When becoming active on discussion forums, there are a few basic rules to follow. First, don’t send your staff on the Web to write fake reviews or make false posts about a competitor.
Fake reviews are ineffective, Seery says, because bloggers tend to be sophisticated observers and can easily detect a fraudulent voice. Furthermore, he points out these actions may be illegal, as evidenced by the New York Attorney General in the recent case against Lifestyle Lift for “shill” reviews.
Second, make it easy for happy patients to get online. By providing tools for patients that make posting simple and systematic, you will enjoy an influx of positive reviews. The easier you can make it for them, the more likely patients will follow through.
Create flyers with a directory of sites where patients can leave feedback. Explain the quick and easy steps to leaving a testimonial. Having formal tools for patients to take home will serve as a reminder to them to jump online after leaving your office and write a review. This process will help your staff feel comfortable asking for patients to write online reviews. You can create tools yourself or order custom “posting packages” at www.ifmark.com.
Many practices host open houses, holiday parties, or promotional events at their offices. Consider throwing a patient event focused on strengthening your viral brand. Invite top patient advocates to a VIP event. Have tools ready to give the attendees with instructions on where to leave feedback, or have laptops available during the party for guests to “friend” your site and set up profiles in various online communities. You can call it a posting party, Internet open house, or, if you have recently made changes to your site, a Web “relaunch” party.
Another initiative is to select patient advocates to become guest bloggers and write on behalf of your practice. Make it a privileged position, and empower them to post on your Web site and to join message boards as the “patient champion” of the week.
By providing specific opportunities in which patients can engage in on your behalf, you are essentially creating a community and encouraging your advocates to become active within this fruitful, virtual world.
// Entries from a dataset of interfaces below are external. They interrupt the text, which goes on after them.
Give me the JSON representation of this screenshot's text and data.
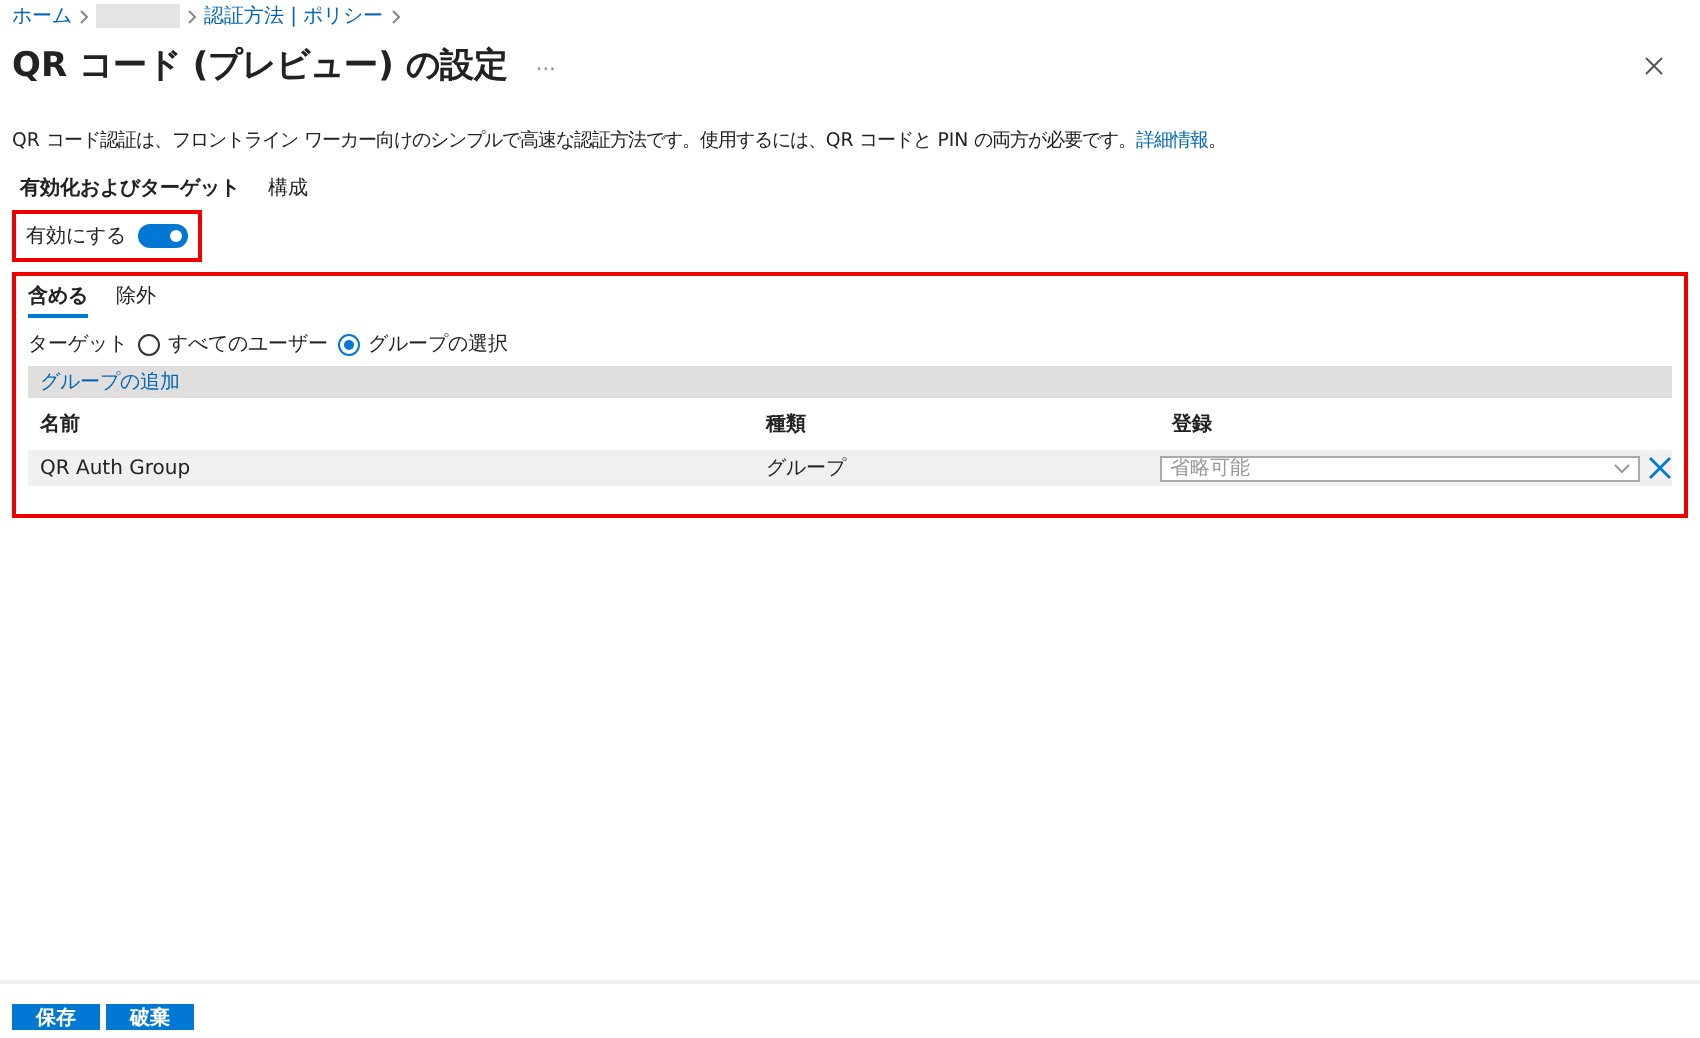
{
  "breadcrumb": {
    "items": [
      {
        "label": "ホーム",
        "kind": "link"
      },
      {
        "kind": "redacted"
      },
      {
        "label": "認証方法 | ポリシー",
        "kind": "link"
      }
    ]
  },
  "title": "QR コード (プレビュー) の設定",
  "more": "…",
  "description": {
    "text": "QR コード認証は、フロントライン ワーカー向けのシンプルで高速な認証方法です。使用するには、QR コードと PIN の両方が必要です。",
    "link": "詳細情報",
    "tail": "。"
  },
  "tabs": [
    {
      "label": "有効化およびターゲット",
      "selected": true
    },
    {
      "label": "構成",
      "selected": false
    }
  ],
  "enable": {
    "label": "有効にする",
    "on": true
  },
  "subtabs": [
    {
      "label": "含める",
      "selected": true
    },
    {
      "label": "除外",
      "selected": false
    }
  ],
  "target": {
    "label": "ターゲット",
    "options": [
      {
        "label": "すべてのユーザー",
        "selected": false
      },
      {
        "label": "グループの選択",
        "selected": true
      }
    ]
  },
  "add_group": "グループの追加",
  "table": {
    "columns": [
      "名前",
      "種類",
      "登録"
    ],
    "rows": [
      {
        "name": "QR Auth Group",
        "type": "グループ",
        "registration": "省略可能"
      }
    ]
  },
  "buttons": [
    "保存",
    "破棄"
  ]
}
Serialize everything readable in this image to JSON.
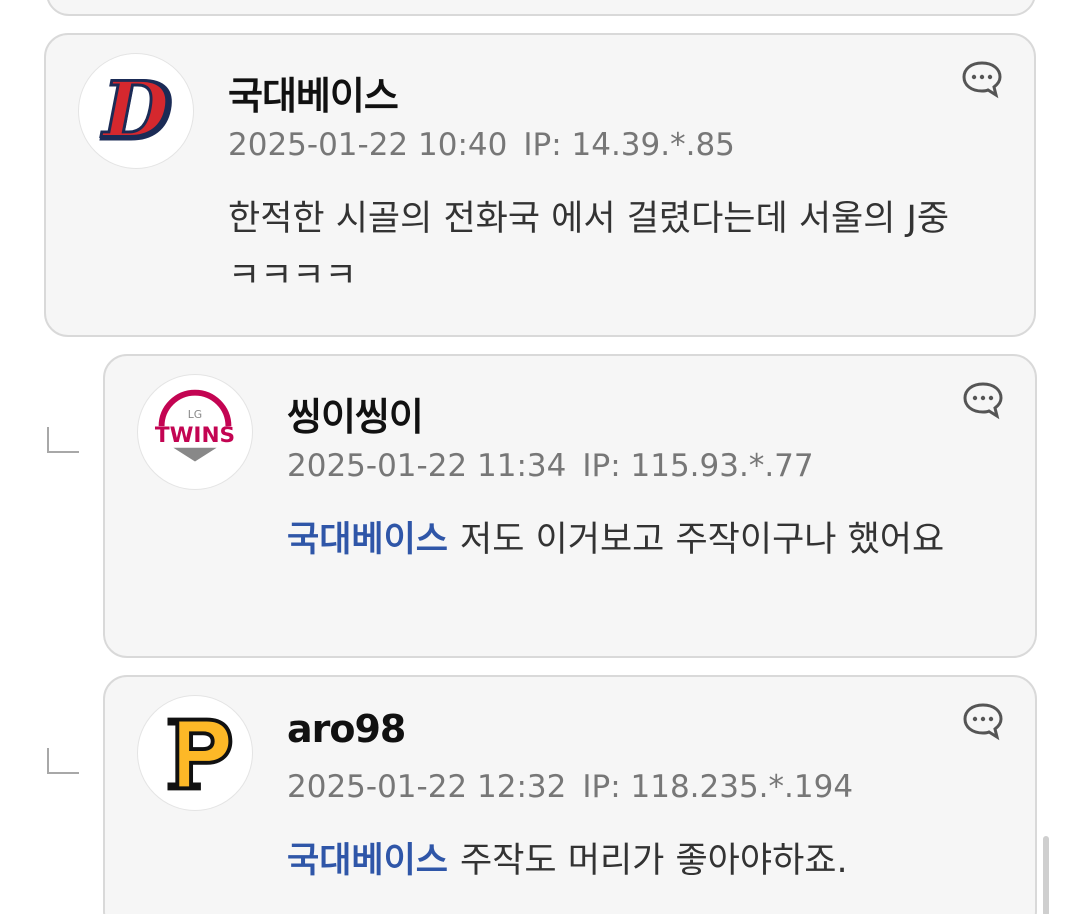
{
  "comments": [
    {
      "nickname": "국대베이스",
      "avatar_icon": "doosan-bears-d-logo-icon",
      "datetime": "2025-01-22 10:40",
      "ip": "IP: 14.39.*.85",
      "mention": "",
      "text": "한적한 시골의 전화국 에서 걸렸다는데 서울의 J중 ㅋㅋㅋㅋ"
    },
    {
      "nickname": "씽이씽이",
      "avatar_icon": "lg-twins-logo-icon",
      "avatar_text": "TWINS",
      "avatar_small_text": "LG",
      "datetime": "2025-01-22 11:34",
      "ip": "IP: 115.93.*.77",
      "mention": "국대베이스",
      "text": "저도 이거보고 주작이구나 했어요"
    },
    {
      "nickname": "aro98",
      "avatar_icon": "pittsburgh-p-logo-icon",
      "datetime": "2025-01-22 12:32",
      "ip": "IP: 118.235.*.194",
      "mention": "국대베이스",
      "text": "주작도 머리가 좋아야하죠."
    }
  ],
  "icons": {
    "reply": "reply-bubble-icon",
    "indent": "reply-indent-icon"
  },
  "colors": {
    "mention": "#2f56a8",
    "card_bg": "#f6f6f6",
    "card_border": "#d9d9d9",
    "meta": "#777777"
  }
}
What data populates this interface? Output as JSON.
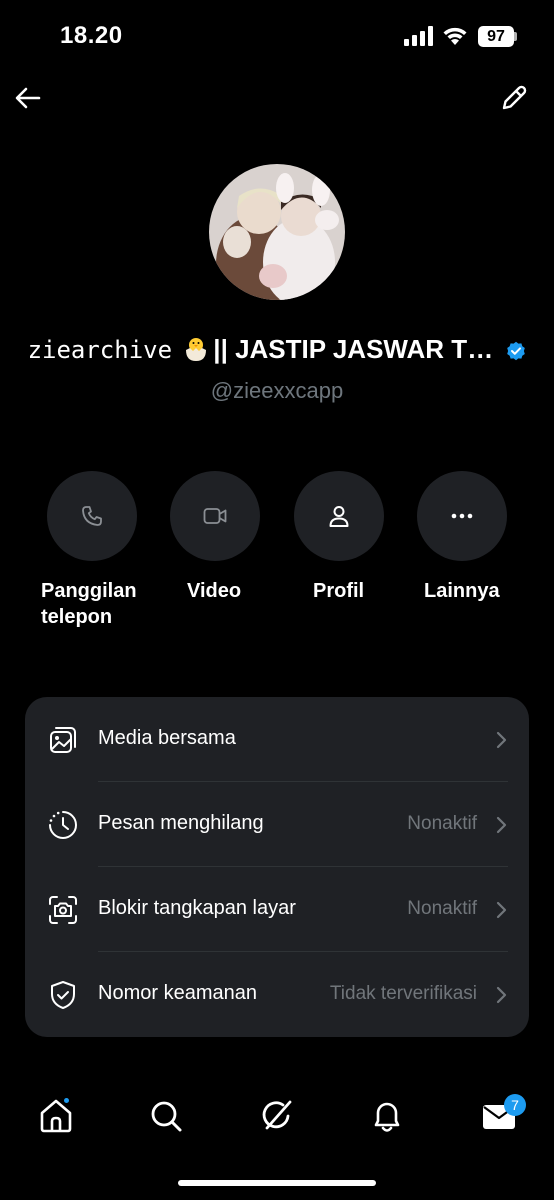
{
  "status_bar": {
    "time": "18.20",
    "battery": "97"
  },
  "profile": {
    "name_prefix": "ziearchive",
    "name_suffix": "|| JASTIP JASWAR T…",
    "handle": "@zieexxcapp"
  },
  "actions": [
    {
      "label_line1": "Panggilan",
      "label_line2": "telepon",
      "icon": "phone-icon"
    },
    {
      "label_line1": "Video",
      "icon": "video-icon"
    },
    {
      "label_line1": "Profil",
      "icon": "person-icon"
    },
    {
      "label_line1": "Lainnya",
      "icon": "more-icon"
    }
  ],
  "settings": [
    {
      "label": "Media bersama",
      "value": "",
      "icon": "media-icon"
    },
    {
      "label": "Pesan menghilang",
      "value": "Nonaktif",
      "icon": "timer-icon"
    },
    {
      "label": "Blokir tangkapan layar",
      "value": "Nonaktif",
      "icon": "screenshot-icon"
    },
    {
      "label": "Nomor keamanan",
      "value": "Tidak terverifikasi",
      "icon": "shield-icon"
    }
  ],
  "bottom_nav": {
    "messages_badge": "7"
  },
  "colors": {
    "accent": "#1d9bf0",
    "card": "#1f2125",
    "muted": "#71767b"
  }
}
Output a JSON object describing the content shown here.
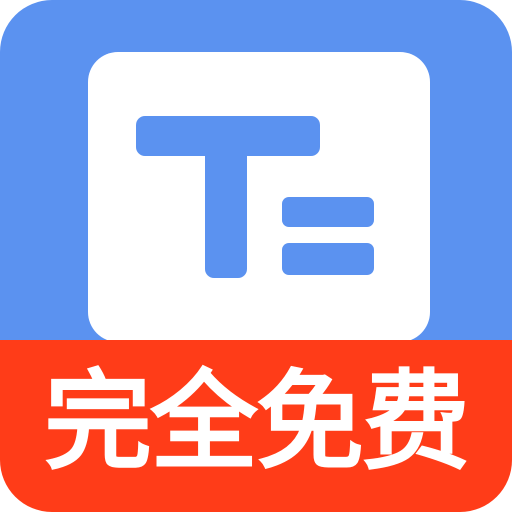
{
  "icon": {
    "logo": "text-editor-t-icon",
    "banner_text": "完全免费"
  },
  "colors": {
    "blue": "#5B92F0",
    "logo_blue": "#5B92F0",
    "banner_red": "#FF3C18",
    "white": "#FFFFFF"
  }
}
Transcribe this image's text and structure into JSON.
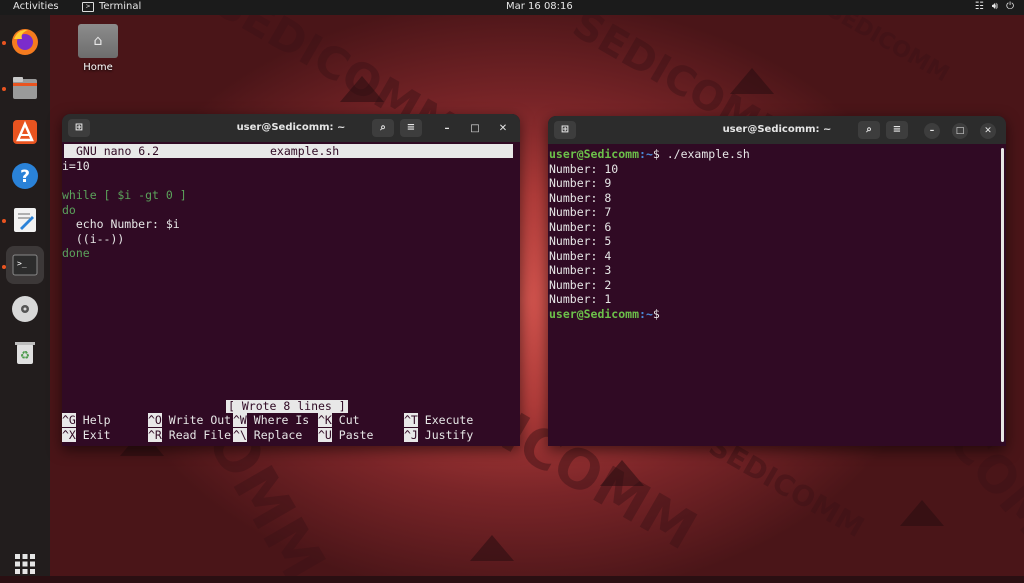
{
  "topbar": {
    "activities": "Activities",
    "app_name": "Terminal",
    "clock": "Mar 16  08:16"
  },
  "desktop": {
    "home_label": "Home",
    "watermark": "SEDICOMM"
  },
  "nano_window": {
    "title": "user@Sedicomm: ~",
    "header_app": "GNU nano 6.2",
    "header_file": "example.sh",
    "lines": [
      "i=10",
      "",
      "while [ $i -gt 0 ]",
      "do",
      "  echo Number: $i",
      "  ((i--))",
      "done"
    ],
    "status": "[ Wrote 8 lines ]",
    "shortcuts_row1": [
      {
        "key": "^G",
        "label": "Help"
      },
      {
        "key": "^O",
        "label": "Write Out"
      },
      {
        "key": "^W",
        "label": "Where Is"
      },
      {
        "key": "^K",
        "label": "Cut"
      },
      {
        "key": "^T",
        "label": "Execute"
      }
    ],
    "shortcuts_row2": [
      {
        "key": "^X",
        "label": "Exit"
      },
      {
        "key": "^R",
        "label": "Read File"
      },
      {
        "key": "^\\",
        "label": "Replace"
      },
      {
        "key": "^U",
        "label": "Paste"
      },
      {
        "key": "^J",
        "label": "Justify"
      }
    ]
  },
  "term_window": {
    "title": "user@Sedicomm: ~",
    "prompt_user": "user@Sedicomm",
    "prompt_path": ":~",
    "prompt_symbol": "$",
    "command": " ./example.sh",
    "output": [
      "Number: 10",
      "Number: 9",
      "Number: 8",
      "Number: 7",
      "Number: 6",
      "Number: 5",
      "Number: 4",
      "Number: 3",
      "Number: 2",
      "Number: 1"
    ]
  },
  "dock": {
    "items": [
      "firefox-icon",
      "files-icon",
      "app-center-icon",
      "help-icon",
      "text-editor-icon",
      "terminal-icon",
      "disc-icon",
      "trash-icon",
      "show-apps-icon"
    ]
  },
  "colors": {
    "terminal_bg": "#300a24",
    "accent": "#e95420",
    "prompt_green": "#6cc04a",
    "path_blue": "#4a8ad8"
  }
}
Since the emergence of blogs and patient-ruled discussion forums, many physicians feel they have been navigating the rough waters of the Web without a compass. By becoming proactive and taking ownership of your online brand, you can turn the virtual world into a tremendous referral source and ally for your practice.
The goal is to transition Google, Facebook, and the forums from an enemy or casual friend into a strong business partner. Those who have successfully weathered the storm and found their way to smooth sailing have realized the new secret: Thriving in this industry relies on growing your practice via your patient’s voice and not just your own.
Tracy L. Drumm is vice president of If Marketing, a Chicago-based firm specializing in aesthetic medicine. She can be reached at .